App and web page records
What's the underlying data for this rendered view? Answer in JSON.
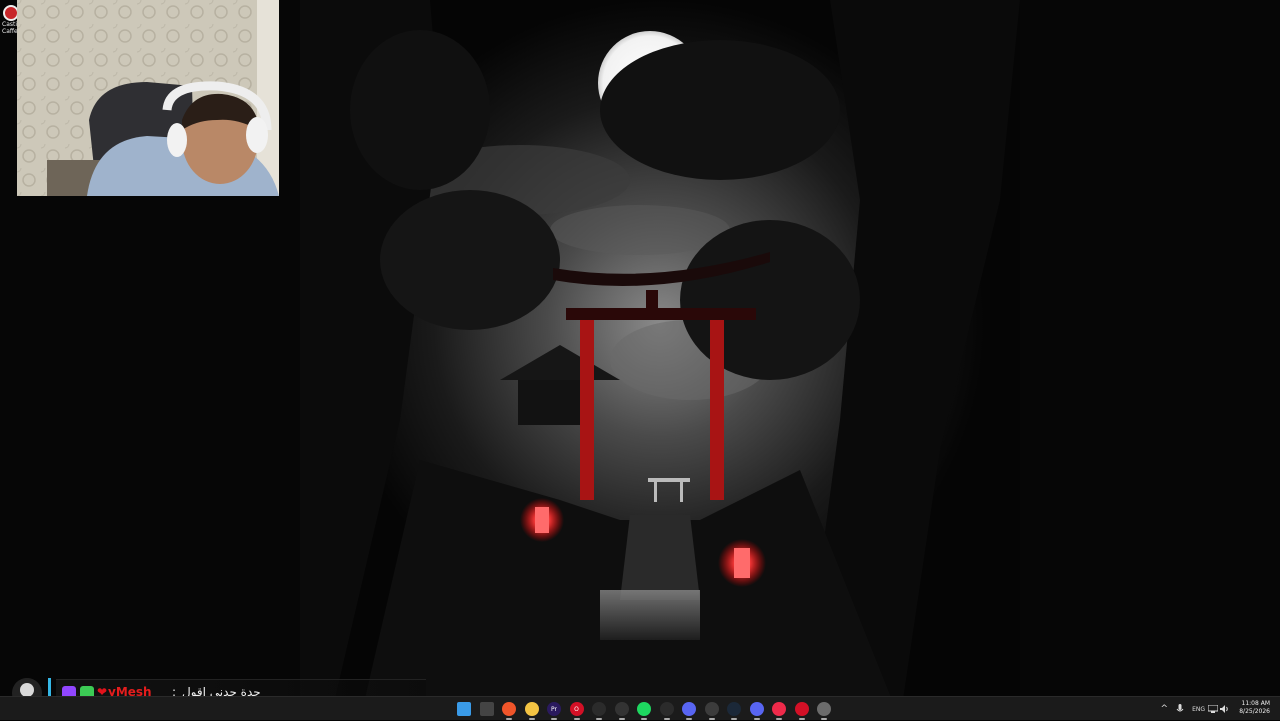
{
  "desktop_icon": {
    "label_line1": "Casti",
    "label_line2": "Caffe"
  },
  "chat": {
    "username": "yMesh_",
    "separator": ":",
    "message": "جدة جدني اقول"
  },
  "taskbar": {
    "apps": [
      {
        "name": "start",
        "icon": "windows-logo-icon",
        "color": "#3a9be8",
        "glyph": ""
      },
      {
        "name": "task-view",
        "icon": "task-view-icon",
        "color": "#444",
        "glyph": ""
      },
      {
        "name": "brave",
        "icon": "brave-icon",
        "color": "#f0552a",
        "glyph": ""
      },
      {
        "name": "file-explorer",
        "icon": "folder-icon",
        "color": "#f4c443",
        "glyph": ""
      },
      {
        "name": "premiere",
        "icon": "premiere-icon",
        "color": "#2a1a5e",
        "glyph": "Pr"
      },
      {
        "name": "opera",
        "icon": "opera-icon",
        "color": "#d31026",
        "glyph": "O"
      },
      {
        "name": "obs",
        "icon": "obs-icon",
        "color": "#2b2b2b",
        "glyph": ""
      },
      {
        "name": "gaming",
        "icon": "gamepad-icon",
        "color": "#333",
        "glyph": ""
      },
      {
        "name": "spotify",
        "icon": "spotify-icon",
        "color": "#1ed760",
        "glyph": ""
      },
      {
        "name": "capcut",
        "icon": "capcut-icon",
        "color": "#2b2b2b",
        "glyph": ""
      },
      {
        "name": "discord",
        "icon": "discord-icon",
        "color": "#5865f2",
        "glyph": ""
      },
      {
        "name": "chrome",
        "icon": "chrome-icon",
        "color": "#3c3c3c",
        "glyph": ""
      },
      {
        "name": "steam",
        "icon": "steam-icon",
        "color": "#1b2838",
        "glyph": ""
      },
      {
        "name": "discord-2",
        "icon": "discord-icon",
        "color": "#5865f2",
        "glyph": ""
      },
      {
        "name": "opera-gx",
        "icon": "opera-gx-icon",
        "color": "#ee2a4a",
        "glyph": ""
      },
      {
        "name": "app-red",
        "icon": "red-app-icon",
        "color": "#d31026",
        "glyph": ""
      },
      {
        "name": "settings",
        "icon": "gear-icon",
        "color": "#6b6b6b",
        "glyph": ""
      }
    ],
    "tray": {
      "chevron": "^",
      "language": "ENG",
      "time": "11:08 AM",
      "date": "8/25/2026"
    }
  }
}
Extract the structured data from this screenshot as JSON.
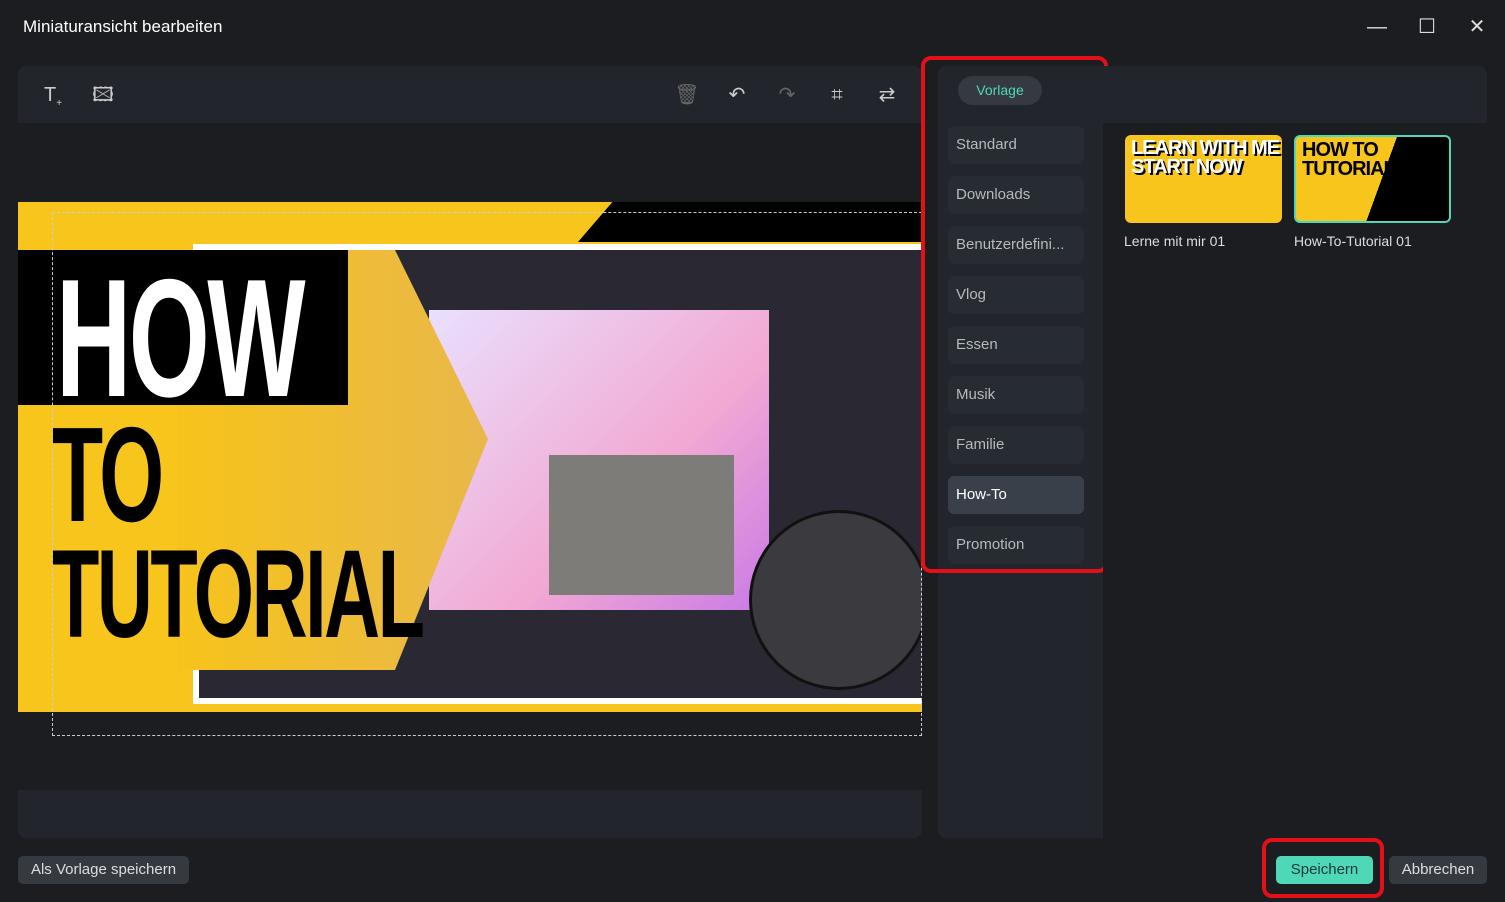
{
  "window": {
    "title": "Miniaturansicht bearbeiten",
    "minimize": "—",
    "maximize": "☐",
    "close": "✕"
  },
  "toolbar": {
    "icons": [
      "add-text-icon",
      "add-image-icon",
      "delete-icon",
      "undo-icon",
      "redo-icon",
      "crop-icon",
      "replace-icon"
    ]
  },
  "canvas": {
    "headline": [
      "HOW",
      "TO",
      "TUTORIAL"
    ]
  },
  "categories": {
    "tab": "Vorlage",
    "items": [
      "Standard",
      "Downloads",
      "Benutzerdefini...",
      "Vlog",
      "Essen",
      "Musik",
      "Familie",
      "How-To",
      "Promotion"
    ],
    "active": "How-To"
  },
  "templates": [
    {
      "name": "Lerne mit mir 01",
      "art": "LEARN WITH ME START NOW"
    },
    {
      "name": "How-To-Tutorial 01",
      "art": "HOW TO TUTORIAL",
      "selected": true
    }
  ],
  "footer": {
    "save_template": "Als Vorlage speichern",
    "save": "Speichern",
    "cancel": "Abbrechen"
  },
  "colors": {
    "accent": "#4fd8b8",
    "highlight": "#e3101a",
    "thumbnail_yellow": "#f8c51c"
  }
}
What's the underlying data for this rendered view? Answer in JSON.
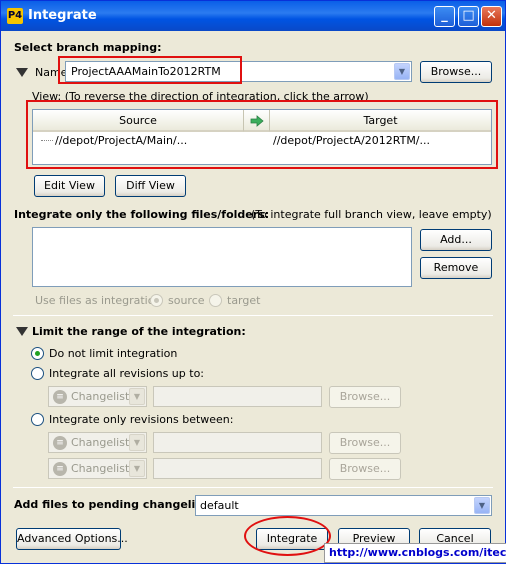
{
  "window": {
    "title": "Integrate",
    "app_icon": "P4",
    "minimize": "_",
    "maximize": "□",
    "close": "✕"
  },
  "branch_mapping": {
    "heading": "Select branch mapping:",
    "name_label": "Name",
    "name_value": "ProjectAAAMainTo2012RTM",
    "browse_label": "Browse...",
    "view_note": "View: (To reverse the direction of integration, click the arrow)",
    "columns": {
      "source": "Source",
      "target": "Target"
    },
    "rows": [
      {
        "source": "//depot/ProjectA/Main/...",
        "target": "//depot/ProjectA/2012RTM/..."
      }
    ],
    "edit_view_label": "Edit View",
    "diff_view_label": "Diff View"
  },
  "files": {
    "heading": "Integrate only the following files/folders:",
    "note": "(To integrate full branch view, leave empty)",
    "add_label": "Add...",
    "remove_label": "Remove",
    "use_files_label": "Use files as integration",
    "option_source": "source",
    "option_target": "target"
  },
  "range": {
    "heading": "Limit the range of the integration:",
    "opt_no_limit": "Do not limit integration",
    "opt_up_to": "Integrate all revisions up to:",
    "opt_between": "Integrate only revisions between:",
    "changelist_label": "Changelist",
    "browse_label": "Browse..."
  },
  "pending": {
    "label": "Add files to pending changelist:",
    "value": "default"
  },
  "footer": {
    "advanced_label": "Advanced Options...",
    "integrate_label": "Integrate",
    "preview_label": "Preview",
    "cancel_label": "Cancel"
  },
  "watermark": "http://www.cnblogs.com/itech"
}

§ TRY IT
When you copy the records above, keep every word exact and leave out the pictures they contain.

§ ANSWER TO THIS TASK
What's the underlying data for this rendered view? Answer in JSON.
{
  "desktop_icon": {
    "label_line1": "Casti",
    "label_line2": "Caffe"
  },
  "chat": {
    "username": "yMesh_",
    "separator": ":",
    "message": "جدة جدني اقول"
  },
  "taskbar": {
    "apps": [
      {
        "name": "start",
        "icon": "windows-logo-icon",
        "color": "#3a9be8",
        "glyph": ""
      },
      {
        "name": "task-view",
        "icon": "task-view-icon",
        "color": "#444",
        "glyph": ""
      },
      {
        "name": "brave",
        "icon": "brave-icon",
        "color": "#f0552a",
        "glyph": ""
      },
      {
        "name": "file-explorer",
        "icon": "folder-icon",
        "color": "#f4c443",
        "glyph": ""
      },
      {
        "name": "premiere",
        "icon": "premiere-icon",
        "color": "#2a1a5e",
        "glyph": "Pr"
      },
      {
        "name": "opera",
        "icon": "opera-icon",
        "color": "#d31026",
        "glyph": "O"
      },
      {
        "name": "obs",
        "icon": "obs-icon",
        "color": "#2b2b2b",
        "glyph": ""
      },
      {
        "name": "gaming",
        "icon": "gamepad-icon",
        "color": "#333",
        "glyph": ""
      },
      {
        "name": "spotify",
        "icon": "spotify-icon",
        "color": "#1ed760",
        "glyph": ""
      },
      {
        "name": "capcut",
        "icon": "capcut-icon",
        "color": "#2b2b2b",
        "glyph": ""
      },
      {
        "name": "discord",
        "icon": "discord-icon",
        "color": "#5865f2",
        "glyph": ""
      },
      {
        "name": "chrome",
        "icon": "chrome-icon",
        "color": "#3c3c3c",
        "glyph": ""
      },
      {
        "name": "steam",
        "icon": "steam-icon",
        "color": "#1b2838",
        "glyph": ""
      },
      {
        "name": "discord-2",
        "icon": "discord-icon",
        "color": "#5865f2",
        "glyph": ""
      },
      {
        "name": "opera-gx",
        "icon": "opera-gx-icon",
        "color": "#ee2a4a",
        "glyph": ""
      },
      {
        "name": "app-red",
        "icon": "red-app-icon",
        "color": "#d31026",
        "glyph": ""
      },
      {
        "name": "settings",
        "icon": "gear-icon",
        "color": "#6b6b6b",
        "glyph": ""
      }
    ],
    "tray": {
      "chevron": "^",
      "language": "ENG",
      "time": "11:08 AM",
      "date": "8/25/2026"
    }
  }
}
Extract the structured data from this screenshot as JSON.
{
  "window": {
    "title": "Miniaturansicht bearbeiten",
    "minimize": "—",
    "maximize": "☐",
    "close": "✕"
  },
  "toolbar": {
    "icons": [
      "add-text-icon",
      "add-image-icon",
      "delete-icon",
      "undo-icon",
      "redo-icon",
      "crop-icon",
      "replace-icon"
    ]
  },
  "canvas": {
    "headline": [
      "HOW",
      "TO",
      "TUTORIAL"
    ]
  },
  "categories": {
    "tab": "Vorlage",
    "items": [
      "Standard",
      "Downloads",
      "Benutzerdefini...",
      "Vlog",
      "Essen",
      "Musik",
      "Familie",
      "How-To",
      "Promotion"
    ],
    "active": "How-To"
  },
  "templates": [
    {
      "name": "Lerne mit mir 01",
      "art": "LEARN WITH ME START NOW"
    },
    {
      "name": "How-To-Tutorial 01",
      "art": "HOW TO TUTORIAL",
      "selected": true
    }
  ],
  "footer": {
    "save_template": "Als Vorlage speichern",
    "save": "Speichern",
    "cancel": "Abbrechen"
  },
  "colors": {
    "accent": "#4fd8b8",
    "highlight": "#e3101a",
    "thumbnail_yellow": "#f8c51c"
  }
}
What's the underlying data for this rendered view? Answer in JSON.
{
  "window": {
    "title": "Integrate",
    "app_icon": "P4",
    "minimize": "_",
    "maximize": "□",
    "close": "✕"
  },
  "branch_mapping": {
    "heading": "Select branch mapping:",
    "name_label": "Name",
    "name_value": "ProjectAAAMainTo2012RTM",
    "browse_label": "Browse...",
    "view_note": "View: (To reverse the direction of integration, click the arrow)",
    "columns": {
      "source": "Source",
      "target": "Target"
    },
    "rows": [
      {
        "source": "//depot/ProjectA/Main/...",
        "target": "//depot/ProjectA/2012RTM/..."
      }
    ],
    "edit_view_label": "Edit View",
    "diff_view_label": "Diff View"
  },
  "files": {
    "heading": "Integrate only the following files/folders:",
    "note": "(To integrate full branch view, leave empty)",
    "add_label": "Add...",
    "remove_label": "Remove",
    "use_files_label": "Use files as integration",
    "option_source": "source",
    "option_target": "target"
  },
  "range": {
    "heading": "Limit the range of the integration:",
    "opt_no_limit": "Do not limit integration",
    "opt_up_to": "Integrate all revisions up to:",
    "opt_between": "Integrate only revisions between:",
    "changelist_label": "Changelist",
    "browse_label": "Browse..."
  },
  "pending": {
    "label": "Add files to pending changelist:",
    "value": "default"
  },
  "footer": {
    "advanced_label": "Advanced Options...",
    "integrate_label": "Integrate",
    "preview_label": "Preview",
    "cancel_label": "Cancel"
  },
  "watermark": "http://www.cnblogs.com/itech"
}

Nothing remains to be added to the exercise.